Jeff Garzik wrote:
> Andrew Morton wrote:
> > I have just written a little kernel module which has confirmed that the
> > handler-keeps-running-after-del_timer bug exists in both 2.2.14 and
> > 2.3.99-pre9. Not good. Very not good, IMO.
> This ties neatly together a public thread and a private thread.
> >From what I can gather,
> The timer semantics change which concerns Donald occurred when the new
> timers and SMP were written (2.1.?). In old 2.0 kernels, SMP in the
> kernel context didn't really matter due to the BKL-related
> synchronization. When the new timers and SMP came about in 2.1.x days,
> suddenly it was possible for a timer to be running on one CPU, after
> del_timer successfully returned.
Sounds right.

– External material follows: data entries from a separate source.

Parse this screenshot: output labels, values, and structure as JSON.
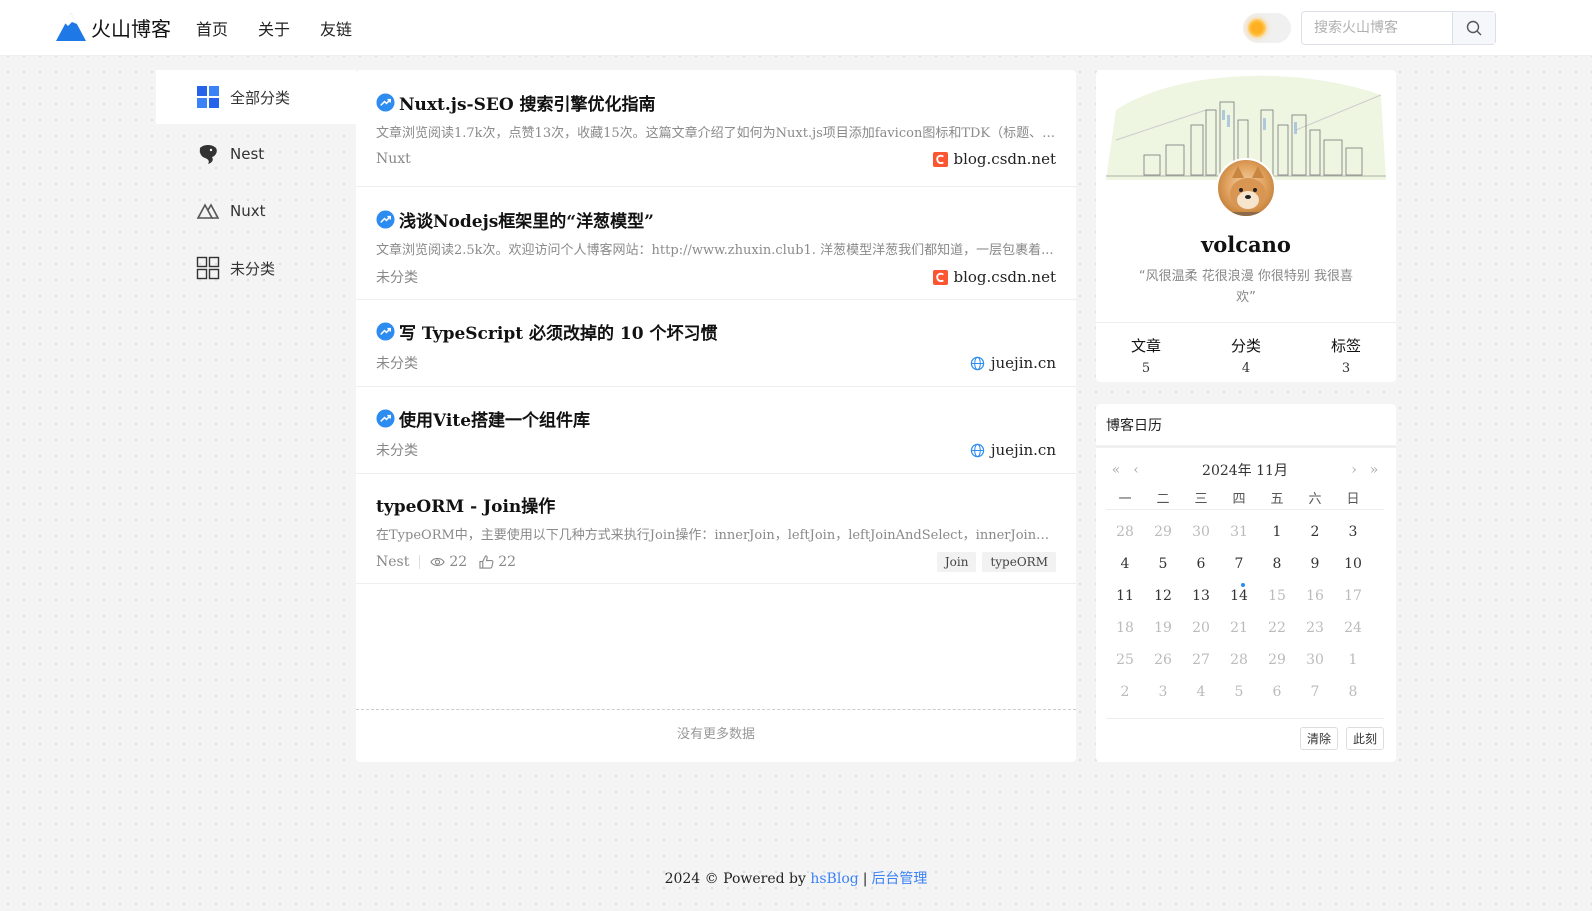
{
  "header": {
    "logo_text": "火山博客",
    "nav": [
      "首页",
      "关于",
      "友链"
    ],
    "search_placeholder": "搜索火山博客"
  },
  "categories": [
    {
      "label": "全部分类",
      "icon": "grid-blue-icon",
      "active": true
    },
    {
      "label": "Nest",
      "icon": "nest-icon",
      "active": false
    },
    {
      "label": "Nuxt",
      "icon": "nuxt-icon",
      "active": false
    },
    {
      "label": "未分类",
      "icon": "grid-outline-icon",
      "active": false
    }
  ],
  "articles": [
    {
      "title": "Nuxt.js-SEO 搜索引擎优化指南",
      "desc": "文章浏览阅读1.7k次，点赞13次，收藏15次。这篇文章介绍了如何为Nuxt.js项目添加favicon图标和TDK（标题、描...",
      "category": "Nuxt",
      "source": "blog.csdn.net",
      "source_icon": "csdn-icon"
    },
    {
      "title": "浅谈Nodejs框架里的“洋葱模型”",
      "desc": "文章浏览阅读2.5k次。欢迎访问个人博客网站：http://www.zhuxin.club1. 洋葱模型洋葱我们都知道，一层包裹着...",
      "category": "未分类",
      "source": "blog.csdn.net",
      "source_icon": "csdn-icon"
    },
    {
      "title": "写 TypeScript 必须改掉的 10 个坏习惯",
      "desc": "",
      "category": "未分类",
      "source": "juejin.cn",
      "source_icon": "globe-icon"
    },
    {
      "title": "使用Vite搭建一个组件库",
      "desc": "",
      "category": "未分类",
      "source": "juejin.cn",
      "source_icon": "globe-icon"
    },
    {
      "title": "typeORM - Join操作",
      "desc": "在TypeORM中，主要使用以下几种方式来执行Join操作：innerJoin，leftJoin，leftJoinAndSelect，innerJoinA...",
      "category": "Nest",
      "views": "22",
      "likes": "22",
      "tags": [
        "Join",
        "typeORM"
      ]
    }
  ],
  "no_more": "没有更多数据",
  "profile": {
    "name": "volcano",
    "motto": "“风很温柔 花很浪漫 你很特别 我很喜欢”",
    "stats": [
      {
        "label": "文章",
        "value": "5"
      },
      {
        "label": "分类",
        "value": "4"
      },
      {
        "label": "标签",
        "value": "3"
      }
    ]
  },
  "calendar": {
    "title": "博客日历",
    "month": "2024年 11月",
    "weekdays": [
      "一",
      "二",
      "三",
      "四",
      "五",
      "六",
      "日"
    ],
    "weeks": [
      [
        [
          "28",
          "off"
        ],
        [
          "29",
          "off"
        ],
        [
          "30",
          "off"
        ],
        [
          "31",
          "off"
        ],
        [
          "1",
          ""
        ],
        [
          "2",
          ""
        ],
        [
          "3",
          ""
        ]
      ],
      [
        [
          "4",
          ""
        ],
        [
          "5",
          ""
        ],
        [
          "6",
          ""
        ],
        [
          "7",
          ""
        ],
        [
          "8",
          ""
        ],
        [
          "9",
          ""
        ],
        [
          "10",
          ""
        ]
      ],
      [
        [
          "11",
          ""
        ],
        [
          "12",
          ""
        ],
        [
          "13",
          ""
        ],
        [
          "14",
          "today"
        ],
        [
          "15",
          "off"
        ],
        [
          "16",
          "off"
        ],
        [
          "17",
          "off"
        ]
      ],
      [
        [
          "18",
          "off"
        ],
        [
          "19",
          "off"
        ],
        [
          "20",
          "off"
        ],
        [
          "21",
          "off"
        ],
        [
          "22",
          "off"
        ],
        [
          "23",
          "off"
        ],
        [
          "24",
          "off"
        ]
      ],
      [
        [
          "25",
          "off"
        ],
        [
          "26",
          "off"
        ],
        [
          "27",
          "off"
        ],
        [
          "28",
          "off"
        ],
        [
          "29",
          "off"
        ],
        [
          "30",
          "off"
        ],
        [
          "1",
          "off"
        ]
      ],
      [
        [
          "2",
          "off"
        ],
        [
          "3",
          "off"
        ],
        [
          "4",
          "off"
        ],
        [
          "5",
          "off"
        ],
        [
          "6",
          "off"
        ],
        [
          "7",
          "off"
        ],
        [
          "8",
          "off"
        ]
      ]
    ],
    "clear_label": "清除",
    "now_label": "此刻"
  },
  "footer": {
    "text": "2024 © Powered by",
    "brand_link": "hsBlog",
    "admin_link": "后台管理"
  },
  "colors": {
    "accent": "#2d8cf0",
    "link": "#3b82f6",
    "csdn_red": "#fc5531"
  }
}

The issue now is that the accepted API for timers is *so
magical* that it's very hard to fix them.
- Timer handlers can readd timers
- timer handlers can delete timers

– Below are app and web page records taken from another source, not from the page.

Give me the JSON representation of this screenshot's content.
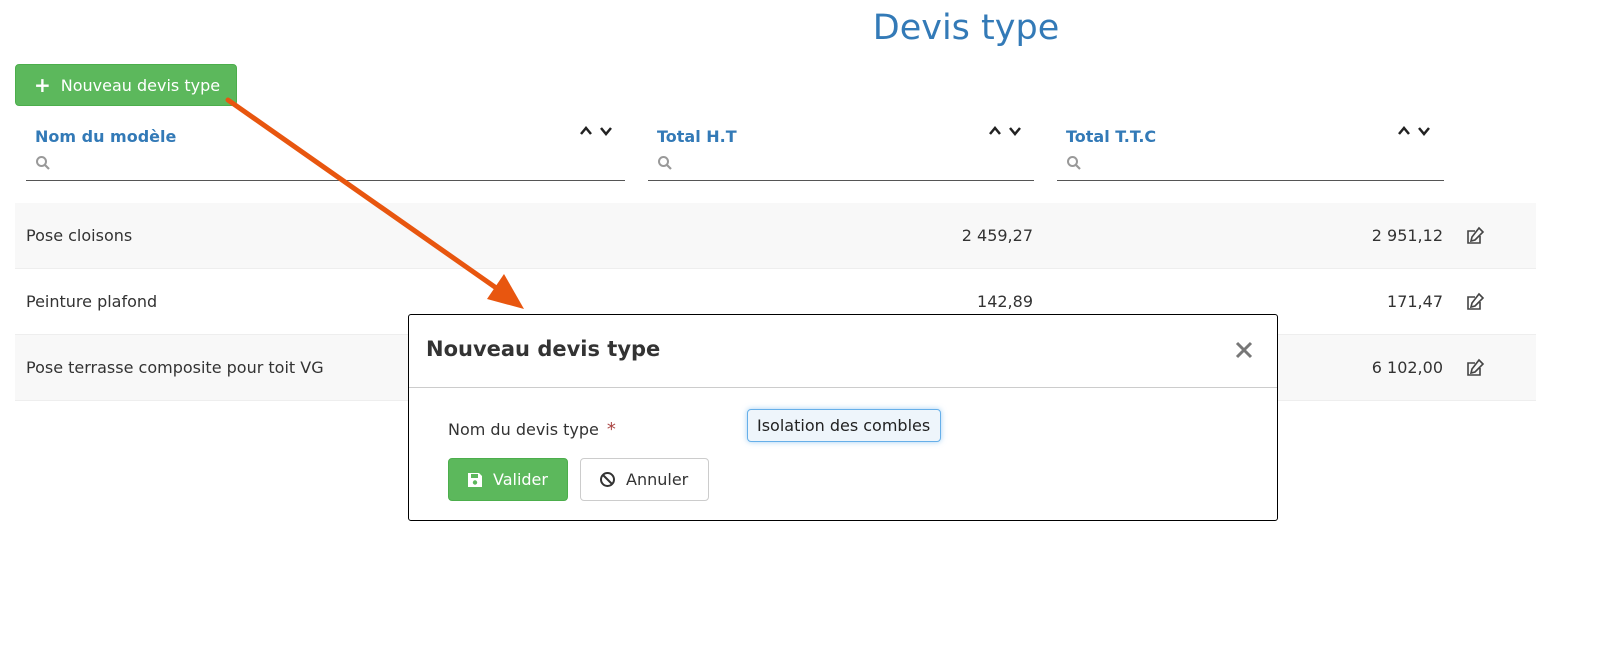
{
  "page": {
    "title": "Devis type"
  },
  "toolbar": {
    "new_label": "Nouveau devis type",
    "new_icon": "plus-icon"
  },
  "table": {
    "columns": [
      {
        "label": "Nom du modèle",
        "search_placeholder": ""
      },
      {
        "label": "Total H.T",
        "search_placeholder": ""
      },
      {
        "label": "Total T.T.C",
        "search_placeholder": ""
      }
    ],
    "rows": [
      {
        "name": "Pose cloisons",
        "ht": "2 459,27",
        "ttc": "2 951,12"
      },
      {
        "name": "Peinture plafond",
        "ht": "142,89",
        "ttc": "171,47"
      },
      {
        "name": "Pose terrasse composite pour toit VG",
        "ht": "",
        "ttc": "6 102,00"
      }
    ]
  },
  "modal": {
    "title": "Nouveau devis type",
    "field_label": "Nom du devis type",
    "required_mark": "*",
    "field_value": "Isolation des combles",
    "save_label": "Valider",
    "cancel_label": "Annuler"
  },
  "colors": {
    "accent": "#337ab7",
    "success": "#5cb85c",
    "annotation_arrow": "#e8560f"
  }
}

- timer handlers can kfree() the memory which contained the darn
this means that neither del_timer() nor run_timer_list() is allowed to
touch the timer_struct after (or even during) the handler run.

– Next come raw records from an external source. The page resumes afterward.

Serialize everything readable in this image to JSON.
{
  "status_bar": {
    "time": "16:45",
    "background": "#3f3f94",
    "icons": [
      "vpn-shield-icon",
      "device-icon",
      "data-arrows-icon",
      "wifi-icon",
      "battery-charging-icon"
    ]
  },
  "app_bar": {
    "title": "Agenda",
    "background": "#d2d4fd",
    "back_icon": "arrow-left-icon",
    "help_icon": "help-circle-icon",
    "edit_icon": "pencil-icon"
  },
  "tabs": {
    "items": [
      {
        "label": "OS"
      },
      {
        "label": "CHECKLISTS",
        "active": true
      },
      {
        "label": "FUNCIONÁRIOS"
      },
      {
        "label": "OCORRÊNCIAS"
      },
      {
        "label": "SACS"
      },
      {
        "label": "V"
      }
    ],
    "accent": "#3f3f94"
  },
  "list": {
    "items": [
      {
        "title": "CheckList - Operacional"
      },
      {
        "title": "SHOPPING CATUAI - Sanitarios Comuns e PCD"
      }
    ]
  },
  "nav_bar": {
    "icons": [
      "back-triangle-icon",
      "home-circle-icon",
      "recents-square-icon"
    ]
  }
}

I think the sanest thing to do is to separate out the timer storage
management: alloc_timer(), free_timer(), register_timer,
unregister_timer(). Botching sane handling into the current permissive
API isn't proving pretty.
I do have a mostly-fix coded up. It maintains state arrays:
running_timers[this_cpu] = timer;
running_timers[this_cpu] = 0;
This is fairly sane for 2 CPUs, but there may be problems with three:
CPU0 is running the handler
CPU1 is spinning in del_timer
CPU2 re-adds the timer
I think I'm not detecting CPU2's action when the del_timer spin
We really, really need to be able to touch the timer_struct after the
handler has run, so we can maintain state within it. Then we can manage
the storage and refcount the timers. (As an old C++ hack, this sort of
crap makes me want to scream. It would be _so_ easy...)
> The 2.3.x timer->running change seems like not enough, because there is
> still a race between the time the function calls timer_exit(), and the
> time that the module can be unloaded. In order to guarantee an accurate
> timer_is_running() value, should timer_set_running() and timer_exit()
> instead be called from the core kernel code, instead of the driver?
Yes it should. But the problem is, the timer_exit() function can't be
performed by the core kernel because the handler could have kfreed()'d
(or recycled) the memory which contains the timer. This is why
run_timer_list() is careful to not touch the timer after calling the
handler. And this is why my proto-patch maintans state outside the
> Whenever the code is in the driver, there will be a small race between
> timer_exit() time and the time when the timer function is actually
> AFAICS from this, 2.2.x drivers might be exiting while their timer
> routine is still running. And 2.3.x drivers will do this too, until
> every one is updated to call timer_set_running, timer_exit, and to check
> Is that a correct assessment?
Yes, but there are several other, more serious failure scenarios with
the current code:
This one's the worst. The timer is pending, but the timer_struct is in
kfree'ed memory. As Alexey would say, "Your kernel has been destroyed
secretly and fatally".
The current del_timer_sync() is close to being OK. But its problem is
that after timer_synchronise() returns, the timer_struct may have been
kfree'ed by the handler, and del_timer_sync then reads and writes it,
potentially corrupting something it doesn't own.
Anyway, I've put a very-proto-patch up at
and I have updated the timertest module:
(the kernel thread now shows up correctly in ps. I had to set
current->mm->arg_start = current->mm->arg_end = 0;
timer.patch makes all del_timer()s synchronous. del_timer_sync() maps
onto the synchronous del_timer(). exit_timer() is a no-op. It's ugly,
not obviously correct, but the fastpath is still fast (could be
faster). It does introduce the potential for deadlocks which Alexey
del_timer() [ spins forever ]
This is manageable, but has to be fixed on a case-by-case basis.
The alternative to all of the above is to simply throw up our hands in
horror and start again:
- kernel maintains a freelist of struct new_timer_structs
- new_timer_struct is refcounted
- New API:
free_timer(new_timer_struct *) (refcounted)
mnm:/usr/src/linux-2.3.99-pre9-2> egrep -r "add_timer|mod_timer" . | wc